··· ENTRIES SHOWN

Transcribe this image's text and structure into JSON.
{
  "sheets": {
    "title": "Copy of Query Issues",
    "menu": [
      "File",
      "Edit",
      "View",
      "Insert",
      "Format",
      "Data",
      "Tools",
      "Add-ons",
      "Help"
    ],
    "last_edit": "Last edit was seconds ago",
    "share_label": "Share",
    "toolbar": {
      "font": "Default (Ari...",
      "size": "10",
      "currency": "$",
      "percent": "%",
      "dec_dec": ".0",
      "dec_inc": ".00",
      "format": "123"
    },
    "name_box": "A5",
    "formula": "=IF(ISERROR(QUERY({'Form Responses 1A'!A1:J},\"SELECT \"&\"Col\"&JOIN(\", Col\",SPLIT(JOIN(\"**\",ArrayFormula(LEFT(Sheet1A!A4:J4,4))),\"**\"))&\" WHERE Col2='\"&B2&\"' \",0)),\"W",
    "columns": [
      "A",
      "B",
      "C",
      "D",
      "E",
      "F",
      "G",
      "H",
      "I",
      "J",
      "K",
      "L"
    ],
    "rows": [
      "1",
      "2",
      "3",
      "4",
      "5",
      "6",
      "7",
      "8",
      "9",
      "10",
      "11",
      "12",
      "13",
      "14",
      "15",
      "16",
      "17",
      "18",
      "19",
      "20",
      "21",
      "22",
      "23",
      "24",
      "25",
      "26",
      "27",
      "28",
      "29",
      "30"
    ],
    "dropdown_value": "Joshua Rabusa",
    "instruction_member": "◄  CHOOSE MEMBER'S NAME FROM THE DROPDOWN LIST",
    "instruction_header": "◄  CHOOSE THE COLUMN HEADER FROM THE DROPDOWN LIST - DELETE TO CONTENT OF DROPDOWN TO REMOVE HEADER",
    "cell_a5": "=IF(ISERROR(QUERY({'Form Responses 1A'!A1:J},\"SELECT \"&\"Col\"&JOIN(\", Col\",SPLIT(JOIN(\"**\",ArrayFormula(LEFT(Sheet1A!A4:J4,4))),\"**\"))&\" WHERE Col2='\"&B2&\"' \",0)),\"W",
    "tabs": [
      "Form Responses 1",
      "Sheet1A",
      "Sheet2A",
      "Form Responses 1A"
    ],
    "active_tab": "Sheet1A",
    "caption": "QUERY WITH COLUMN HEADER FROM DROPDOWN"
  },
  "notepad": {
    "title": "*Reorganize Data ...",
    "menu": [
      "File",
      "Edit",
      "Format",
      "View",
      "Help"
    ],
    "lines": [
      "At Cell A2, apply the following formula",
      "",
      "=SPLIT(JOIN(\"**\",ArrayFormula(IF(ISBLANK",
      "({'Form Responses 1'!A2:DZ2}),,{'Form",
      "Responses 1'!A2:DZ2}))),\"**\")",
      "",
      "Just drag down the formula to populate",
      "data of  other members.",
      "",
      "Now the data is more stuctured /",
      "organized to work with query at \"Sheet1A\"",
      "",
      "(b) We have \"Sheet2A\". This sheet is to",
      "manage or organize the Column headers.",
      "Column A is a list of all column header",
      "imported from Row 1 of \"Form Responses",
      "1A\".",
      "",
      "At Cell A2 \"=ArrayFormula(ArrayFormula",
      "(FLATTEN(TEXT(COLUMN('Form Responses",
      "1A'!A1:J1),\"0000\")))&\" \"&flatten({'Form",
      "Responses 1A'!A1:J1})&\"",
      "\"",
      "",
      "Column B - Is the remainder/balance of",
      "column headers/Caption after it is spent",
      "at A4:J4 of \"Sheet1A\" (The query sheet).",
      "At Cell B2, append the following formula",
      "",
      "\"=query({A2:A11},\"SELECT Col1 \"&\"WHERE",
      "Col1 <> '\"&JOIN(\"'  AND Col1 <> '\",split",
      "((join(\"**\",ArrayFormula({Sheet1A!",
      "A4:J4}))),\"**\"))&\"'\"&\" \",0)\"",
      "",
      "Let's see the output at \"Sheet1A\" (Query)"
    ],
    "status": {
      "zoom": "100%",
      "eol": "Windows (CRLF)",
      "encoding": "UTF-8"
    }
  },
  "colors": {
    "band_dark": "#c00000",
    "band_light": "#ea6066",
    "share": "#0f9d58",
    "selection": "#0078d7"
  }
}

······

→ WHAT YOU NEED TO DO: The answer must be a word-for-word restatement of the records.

→ EXERCISE RESPONSE:
Transcribe this image's text and structure into JSON.
{
  "sheets": {
    "title": "Copy of Query Issues",
    "menu": [
      "File",
      "Edit",
      "View",
      "Insert",
      "Format",
      "Data",
      "Tools",
      "Add-ons",
      "Help"
    ],
    "last_edit": "Last edit was seconds ago",
    "share_label": "Share",
    "toolbar": {
      "font": "Default (Ari...",
      "size": "10",
      "currency": "$",
      "percent": "%",
      "dec_dec": ".0",
      "dec_inc": ".00",
      "format": "123"
    },
    "name_box": "A5",
    "formula": "=IF(ISERROR(QUERY({'Form Responses 1A'!A1:J},\"SELECT \"&\"Col\"&JOIN(\", Col\",SPLIT(JOIN(\"**\",ArrayFormula(LEFT(Sheet1A!A4:J4,4))),\"**\"))&\" WHERE Col2='\"&B2&\"' \",0)),\"W",
    "columns": [
      "A",
      "B",
      "C",
      "D",
      "E",
      "F",
      "G",
      "H",
      "I",
      "J",
      "K",
      "L"
    ],
    "rows": [
      "1",
      "2",
      "3",
      "4",
      "5",
      "6",
      "7",
      "8",
      "9",
      "10",
      "11",
      "12",
      "13",
      "14",
      "15",
      "16",
      "17",
      "18",
      "19",
      "20",
      "21",
      "22",
      "23",
      "24",
      "25",
      "26",
      "27",
      "28",
      "29",
      "30"
    ],
    "dropdown_value": "Joshua Rabusa",
    "instruction_member": "◄  CHOOSE MEMBER'S NAME FROM THE DROPDOWN LIST",
    "instruction_header": "◄  CHOOSE THE COLUMN HEADER FROM THE DROPDOWN LIST - DELETE TO CONTENT OF DROPDOWN TO REMOVE HEADER",
    "cell_a5": "=IF(ISERROR(QUERY({'Form Responses 1A'!A1:J},\"SELECT \"&\"Col\"&JOIN(\", Col\",SPLIT(JOIN(\"**\",ArrayFormula(LEFT(Sheet1A!A4:J4,4))),\"**\"))&\" WHERE Col2='\"&B2&\"' \",0)),\"W",
    "tabs": [
      "Form Responses 1",
      "Sheet1A",
      "Sheet2A",
      "Form Responses 1A"
    ],
    "active_tab": "Sheet1A",
    "caption": "QUERY WITH COLUMN HEADER FROM DROPDOWN"
  },
  "notepad": {
    "title": "*Reorganize Data ...",
    "menu": [
      "File",
      "Edit",
      "Format",
      "View",
      "Help"
    ],
    "lines": [
      "At Cell A2, apply the following formula",
      "",
      "=SPLIT(JOIN(\"**\",ArrayFormula(IF(ISBLANK",
      "({'Form Responses 1'!A2:DZ2}),,{'Form",
      "Responses 1'!A2:DZ2}))),\"**\")",
      "",
      "Just drag down the formula to populate",
      "data of  other members.",
      "",
      "Now the data is more stuctured /",
      "organized to work with query at \"Sheet1A\"",
      "",
      "(b) We have \"Sheet2A\". This sheet is to",
      "manage or organize the Column headers.",
      "Column A is a list of all column header",
      "imported from Row 1 of \"Form Responses",
      "1A\".",
      "",
      "At Cell A2 \"=ArrayFormula(ArrayFormula",
      "(FLATTEN(TEXT(COLUMN('Form Responses",
      "1A'!A1:J1),\"0000\")))&\" \"&flatten({'Form",
      "Responses 1A'!A1:J1})&\"",
      "\"",
      "",
      "Column B - Is the remainder/balance of",
      "column headers/Caption after it is spent",
      "at A4:J4 of \"Sheet1A\" (The query sheet).",
      "At Cell B2, append the following formula",
      "",
      "\"=query({A2:A11},\"SELECT Col1 \"&\"WHERE",
      "Col1 <> '\"&JOIN(\"'  AND Col1 <> '\",split",
      "((join(\"**\",ArrayFormula({Sheet1A!",
      "A4:J4}))),\"**\"))&\"'\"&\" \",0)\"",
      "",
      "Let's see the output at \"Sheet1A\" (Query)"
    ],
    "status": {
      "zoom": "100%",
      "eol": "Windows (CRLF)",
      "encoding": "UTF-8"
    }
  },
  "colors": {
    "band_dark": "#c00000",
    "band_light": "#ea6066",
    "share": "#0f9d58",
    "selection": "#0078d7"
  }
}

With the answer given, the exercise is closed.